The Kana mode look like this:
And the Romaji mode looks like this:
iOS Chinese Secrets
Want to quickly look up kanji on your phone without using an outdated app, waiting for your browser, or having to pay for a drawing tool? We've got a hack for you!
Follow all those iOS keyboard instructions above, but stop after you hit the
Add New Keyboard step.
Instead, scroll down until you reach
Chinese (Simplified). Then under the keyboard choices choose
Now you have a new keyboard option that opens up a drawing IME. It may be for Chinese, but remember a ton of Japanese and Chinese characters are shared. And it works for both!
This works when you're texting your friends and trying to look up or save a kanji to look up later on. Even better, it doesn't care about stroke order like most Japanese apps. And it doesn't use the same database as most Japanese - English dictionaries (Jim Breen, Jisho.org, Tangorin, etc.). Also you don't need an internet connection to use it! Handy, right?
For non-Apple people, there's only one way to go. Time to look at installing Japanese keyboards on Android.
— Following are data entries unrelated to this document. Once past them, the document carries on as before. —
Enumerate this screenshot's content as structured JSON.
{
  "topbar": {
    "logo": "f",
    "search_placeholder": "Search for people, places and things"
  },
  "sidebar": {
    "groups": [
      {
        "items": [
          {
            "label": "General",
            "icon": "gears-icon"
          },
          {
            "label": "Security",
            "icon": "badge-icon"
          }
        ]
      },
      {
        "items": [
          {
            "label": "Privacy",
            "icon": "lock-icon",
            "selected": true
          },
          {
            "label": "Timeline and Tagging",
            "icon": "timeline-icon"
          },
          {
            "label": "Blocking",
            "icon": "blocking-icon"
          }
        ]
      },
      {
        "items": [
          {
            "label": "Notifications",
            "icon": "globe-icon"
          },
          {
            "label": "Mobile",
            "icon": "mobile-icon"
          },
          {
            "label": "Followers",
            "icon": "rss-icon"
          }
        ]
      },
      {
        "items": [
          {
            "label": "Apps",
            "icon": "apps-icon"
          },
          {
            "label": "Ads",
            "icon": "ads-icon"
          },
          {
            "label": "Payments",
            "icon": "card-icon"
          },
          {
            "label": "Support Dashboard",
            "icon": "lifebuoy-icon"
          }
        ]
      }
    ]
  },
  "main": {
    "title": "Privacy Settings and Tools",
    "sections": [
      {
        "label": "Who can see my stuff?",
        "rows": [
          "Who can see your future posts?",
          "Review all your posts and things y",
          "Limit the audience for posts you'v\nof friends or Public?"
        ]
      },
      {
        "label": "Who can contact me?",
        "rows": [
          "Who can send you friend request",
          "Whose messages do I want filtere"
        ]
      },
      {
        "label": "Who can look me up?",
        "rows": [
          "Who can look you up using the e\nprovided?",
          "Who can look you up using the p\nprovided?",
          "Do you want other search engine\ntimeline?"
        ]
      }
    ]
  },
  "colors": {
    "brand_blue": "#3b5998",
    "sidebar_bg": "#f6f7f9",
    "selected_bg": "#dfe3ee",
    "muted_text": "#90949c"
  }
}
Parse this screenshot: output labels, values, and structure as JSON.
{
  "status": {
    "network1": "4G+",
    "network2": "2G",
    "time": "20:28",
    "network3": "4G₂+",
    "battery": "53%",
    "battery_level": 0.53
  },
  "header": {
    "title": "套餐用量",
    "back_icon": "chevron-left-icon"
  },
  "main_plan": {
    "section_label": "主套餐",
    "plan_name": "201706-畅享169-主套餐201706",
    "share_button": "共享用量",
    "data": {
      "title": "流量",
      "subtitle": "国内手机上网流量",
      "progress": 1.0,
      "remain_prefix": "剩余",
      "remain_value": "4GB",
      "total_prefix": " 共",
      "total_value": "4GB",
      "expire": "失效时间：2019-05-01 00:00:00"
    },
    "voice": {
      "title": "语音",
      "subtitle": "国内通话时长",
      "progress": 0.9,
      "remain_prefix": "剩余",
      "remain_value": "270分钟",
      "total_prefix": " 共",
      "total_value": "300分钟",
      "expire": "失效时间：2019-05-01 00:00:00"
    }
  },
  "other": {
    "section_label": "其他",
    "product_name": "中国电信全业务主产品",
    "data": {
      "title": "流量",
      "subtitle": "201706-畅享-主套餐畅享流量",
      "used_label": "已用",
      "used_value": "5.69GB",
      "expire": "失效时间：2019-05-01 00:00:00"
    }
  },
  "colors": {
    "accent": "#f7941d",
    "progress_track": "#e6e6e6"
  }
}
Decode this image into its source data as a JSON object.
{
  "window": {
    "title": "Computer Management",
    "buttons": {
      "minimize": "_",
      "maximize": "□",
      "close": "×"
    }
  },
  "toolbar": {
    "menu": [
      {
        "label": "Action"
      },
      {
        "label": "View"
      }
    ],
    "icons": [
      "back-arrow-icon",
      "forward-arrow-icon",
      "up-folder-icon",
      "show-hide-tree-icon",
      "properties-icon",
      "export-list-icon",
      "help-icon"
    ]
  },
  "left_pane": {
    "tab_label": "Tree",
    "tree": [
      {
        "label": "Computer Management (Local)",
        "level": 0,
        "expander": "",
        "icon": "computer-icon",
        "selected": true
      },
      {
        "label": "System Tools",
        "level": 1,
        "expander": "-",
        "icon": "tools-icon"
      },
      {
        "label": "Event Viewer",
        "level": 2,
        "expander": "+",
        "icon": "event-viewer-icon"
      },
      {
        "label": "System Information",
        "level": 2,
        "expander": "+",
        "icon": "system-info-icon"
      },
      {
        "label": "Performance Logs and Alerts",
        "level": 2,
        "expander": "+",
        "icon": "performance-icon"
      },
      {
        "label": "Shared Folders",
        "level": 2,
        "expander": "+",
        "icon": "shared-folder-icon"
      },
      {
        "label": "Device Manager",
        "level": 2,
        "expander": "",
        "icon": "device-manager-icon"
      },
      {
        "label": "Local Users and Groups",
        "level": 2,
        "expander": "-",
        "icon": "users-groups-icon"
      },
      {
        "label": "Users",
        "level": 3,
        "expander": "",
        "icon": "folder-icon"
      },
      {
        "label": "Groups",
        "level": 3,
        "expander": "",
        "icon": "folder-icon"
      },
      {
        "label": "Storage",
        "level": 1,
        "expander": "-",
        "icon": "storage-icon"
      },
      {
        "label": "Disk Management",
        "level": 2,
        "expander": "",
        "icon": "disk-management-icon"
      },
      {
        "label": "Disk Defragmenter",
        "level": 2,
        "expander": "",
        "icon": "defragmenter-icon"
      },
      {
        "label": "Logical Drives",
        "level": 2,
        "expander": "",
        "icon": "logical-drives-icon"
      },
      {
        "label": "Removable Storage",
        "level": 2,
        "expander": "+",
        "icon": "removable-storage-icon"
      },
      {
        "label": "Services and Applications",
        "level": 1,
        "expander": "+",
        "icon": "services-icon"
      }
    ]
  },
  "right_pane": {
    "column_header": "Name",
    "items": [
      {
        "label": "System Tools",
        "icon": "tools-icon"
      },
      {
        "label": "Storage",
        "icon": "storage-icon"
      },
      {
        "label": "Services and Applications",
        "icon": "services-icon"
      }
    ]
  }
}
These instructions will (or should) work for all current Android devices.
First, you need to download a Japanese keyboard. To do this open the
Then in the search bar type in
The first option will almost definitely be the
Google Japanese Input app.
This one is free and easy to use so let's
Give it permission and download that baby.
Open it up and give it more permissions, but only if you feel okay doing that. It's important to read the terms of service, y'know.
If you go through the setup instructions it should put you in the
Language & Input section of your device and turn it on!
Now when you go to type you can click the (new) little globe near the bottom left to switch to Japanese.
Here is your new keyboard:
You tap and pull toward the character you'd like to input.
And even better, there is a kaomoji keyboard built in!
And of course, you can switch to Alphanumeric mode without having to go back to your other keyboard, but it's in the old phone texting style.
If you don't like the 12 keys keyboard layout, just switch to romaji or "QWERTY" layout.
To do this, open your apps folder and tap the
Google Japanese Input icon (but note that the name is too long for the icon so it appears as
Keyboard layout is right at the top.
Slide and tap the large
Now you can type Japanese with a desktop keyboard layout on Android.
And there you have it! You know how to install Japanese keyboard inputs. More than you ever dreamed. But what to do with them?
Keep an eye out for Part II, where we teach you how to type in Japanese, using the keyboards you just installed. See ya then.